    • Angelou, Maya (1969). I Know Why the Caged Bird Sings. New York: Random House. ISBN   978-0-375-50789-2
    • Angelou, Maya (1993). Wouldn't Take Nothing for My Journey Now. New York: Random House. ISBN   978-0-394-22363-6
    • Angelou, Maya (2008). Letter to My Daughter. New York: Random House. ISBN   978-0-8129-8003-5
    • Braxton, Joanne M., ed. (1999). Maya Angelou's I Know Why the Caged Bird Sings: A Casebook. New York: Oxford Press. ISBN   978-0-19-511606-9
      • Braxton, Joanne M. "Symbolic Geography and Psychic Landscapes: A Conversation with Maya Angelou", pp. 3–20

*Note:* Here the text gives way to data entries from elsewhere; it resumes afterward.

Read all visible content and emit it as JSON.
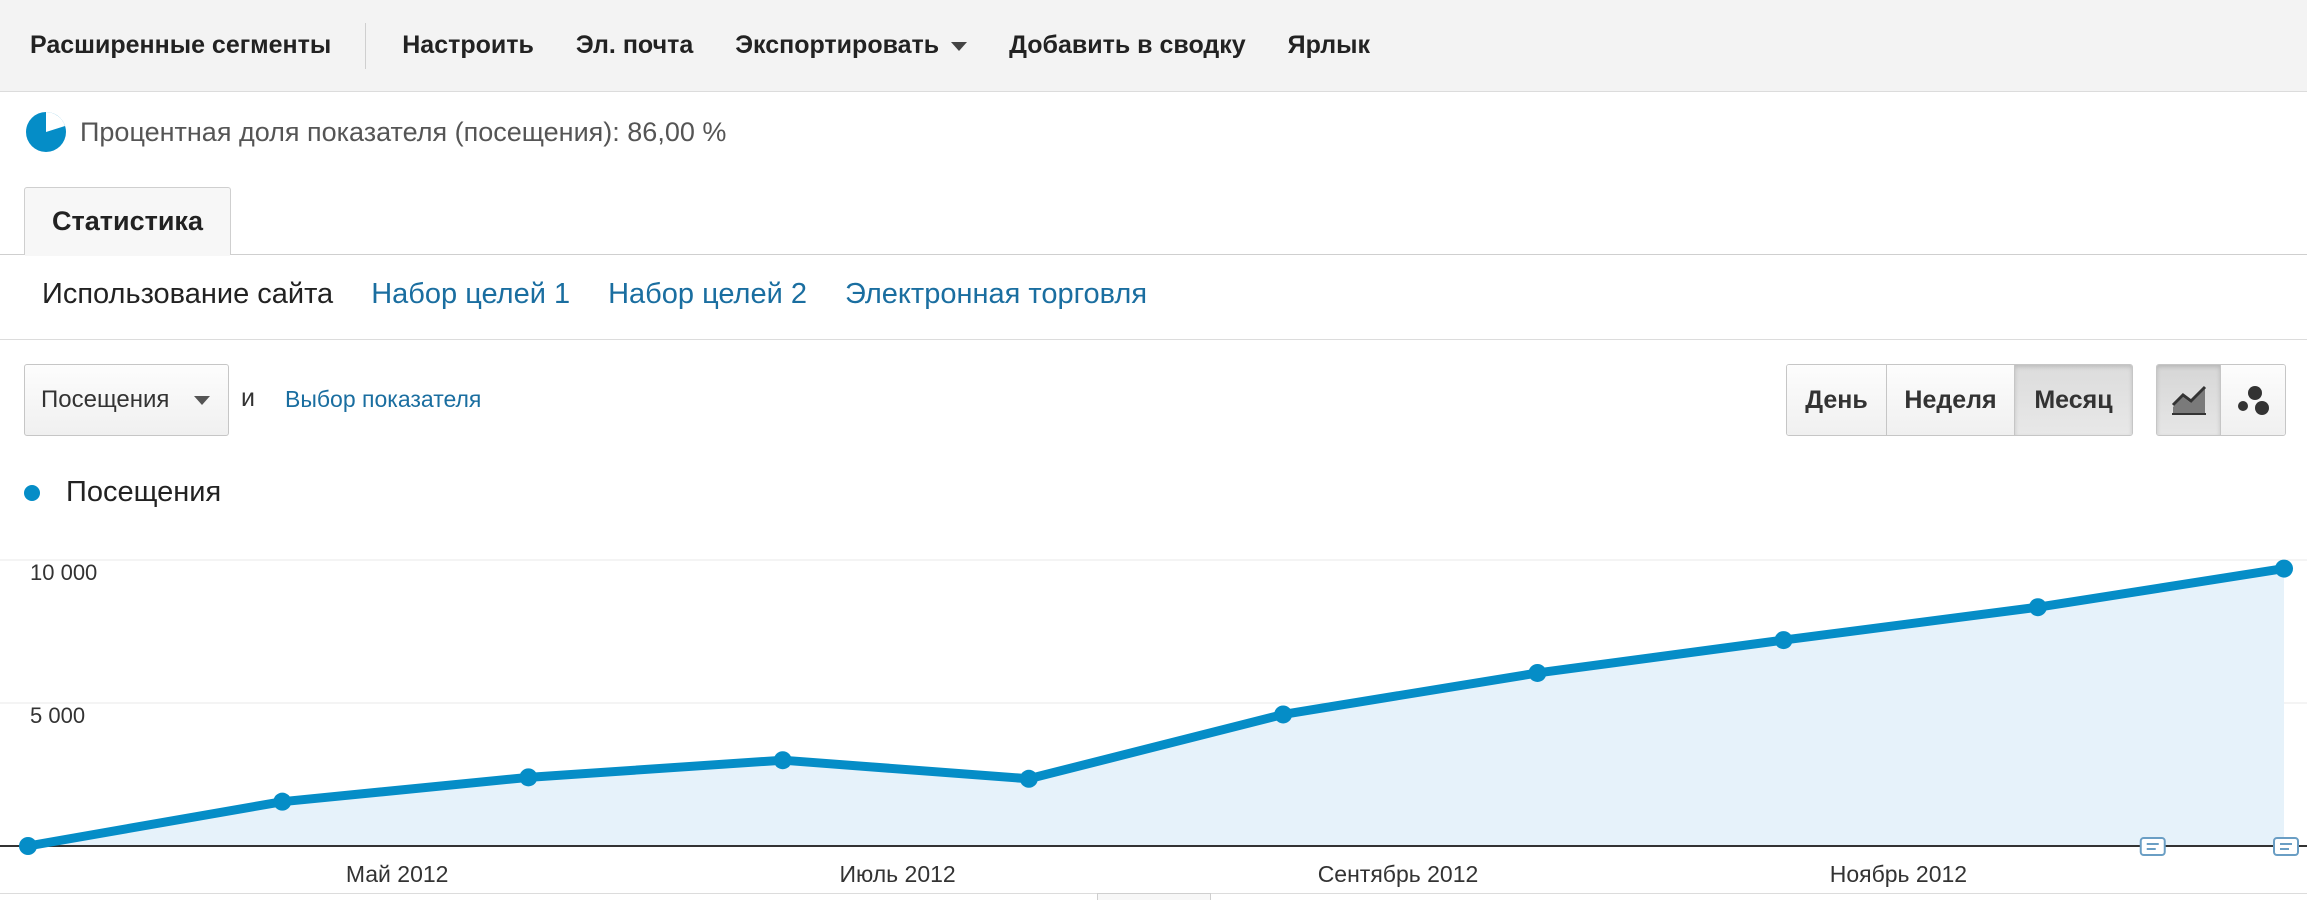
{
  "toolbar": {
    "advanced_segments": "Расширенные сегменты",
    "customize": "Настроить",
    "email": "Эл. почта",
    "export": "Экспортировать",
    "add_to_dashboard": "Добавить в сводку",
    "shortcut": "Ярлык"
  },
  "sampling": {
    "text": "Процентная доля показателя (посещения): 86,00 %",
    "icon": "pie-chart-icon"
  },
  "tabs": [
    {
      "label": "Статистика",
      "active": true
    }
  ],
  "subnav": {
    "items": [
      {
        "label": "Использование сайта",
        "active": true
      },
      {
        "label": "Набор целей 1",
        "active": false
      },
      {
        "label": "Набор целей 2",
        "active": false
      },
      {
        "label": "Электронная торговля",
        "active": false
      }
    ]
  },
  "controls": {
    "metric_selected": "Посещения",
    "and_text": "и",
    "choose_metric": "Выбор показателя",
    "periods": [
      {
        "label": "День",
        "selected": false
      },
      {
        "label": "Неделя",
        "selected": false
      },
      {
        "label": "Месяц",
        "selected": true
      }
    ],
    "view_modes": [
      {
        "icon": "line-chart-icon",
        "selected": true
      },
      {
        "icon": "motion-chart-icon",
        "selected": false
      }
    ]
  },
  "legend": {
    "label": "Посещения",
    "color": "#058dc7"
  },
  "chart_data": {
    "type": "area",
    "x": [
      "2012-03",
      "2012-04",
      "2012-05",
      "2012-06",
      "2012-07",
      "2012-08",
      "2012-09",
      "2012-10",
      "2012-11",
      "2012-12"
    ],
    "series": [
      {
        "name": "Посещения",
        "values": [
          0,
          1550,
          2400,
          3000,
          2350,
          4600,
          6050,
          7200,
          8350,
          9700
        ]
      }
    ],
    "x_tick_labels": [
      {
        "x": "2012-04-15",
        "label": "Май 2012"
      },
      {
        "x": "2012-06-15",
        "label": "Июль 2012"
      },
      {
        "x": "2012-08-15",
        "label": "Сентябрь 2012"
      },
      {
        "x": "2012-10-15",
        "label": "Ноябрь 2012"
      }
    ],
    "y_ticks": [
      {
        "value": 10000,
        "label": "10 000"
      },
      {
        "value": 5000,
        "label": "5 000"
      }
    ],
    "ylim": [
      0,
      10000
    ],
    "grid": true,
    "line_color": "#058dc7",
    "fill_color": "#e6f2fa",
    "annotation_icon": "annotation-icon"
  }
}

      • Tate, Claudia. "Maya Angelou: An Interview", pp. 149–158
    • Burr, Zofia (2002). Of Women, Poetry, and Power: Strategies of Address in Dickinson, Miles, Brooks, Lorde, and Angelou. Urbana, Illinois: University of Illinois Press. ISBN   978-0-252-02769-7
    • DeGout, Yasmin Y. (2009). "The Poetry of Maya Angelou: Liberation Ideology and Technique". In Bloom's Modern Critical Views—Maya Angelou, Harold Bloom, ed. New York: Infobase Publishing, pp. 121–132. ISBN   978-1-60413-177-2
    • Gillespie, Marcia Ann, Rosa Johnson Butler, and Richard A. Long. (2008). Maya Angelou: A Glorious Celebration. New York: Random House. ISBN   978-0-385-51108-7
    • Hagen, Lyman B. (1997). Heart of a Woman, Mind of a Writer, and Soul of a Poet: A Critical Analysis of the Writings of Maya Angelou. Lanham, Maryland: University Press. ISBN   978-0-7618-0621-9
    • Lauret, Maria (1994). Liberating Literature: Feminist Fiction in America. New York: Routledge Press. ISBN   978-0-415-06515-3
    • Long, Richard (2005). "Maya Angelou". Smithsonian36, (8): pp. 84–85
    • Lupton, Mary Jane (1998). Maya Angelou: A Critical Companion. Westport, Connecticut: Greenwood Press. ISBN   978-0-313-30325-8
    • McWhorter, John (2002). "Saint Maya." The New Republic226, (19): pp. 35–41.
    • O'Neale, Sondra (1984). "Reconstruction of the Composite Self: New Images of Black Women in Maya Angelou's Continuing Autobiography", in Black Women Writers (1950–1980): A Critical Evaluation, Mari Evans, ed. Garden City, N.Y: Doubleday. ISBN   978-0-385-17124-3
    • Toppman, Lawrence (1989). "Maya Angelou: The Serene Spirit of a Survivor", in Conversations with Maya Angelou, Jeffrey M. Elliot, ed. Jackson, Mississippi: University Press. ISBN   978-0-87805-362-9
    • Walker, Pierre A. (October 1995). "Racial Protest, Identity, Words, and Form in Maya Angelou's I Know Why the Caged Bird Sings". College Literature22, (3): pp. 91–108.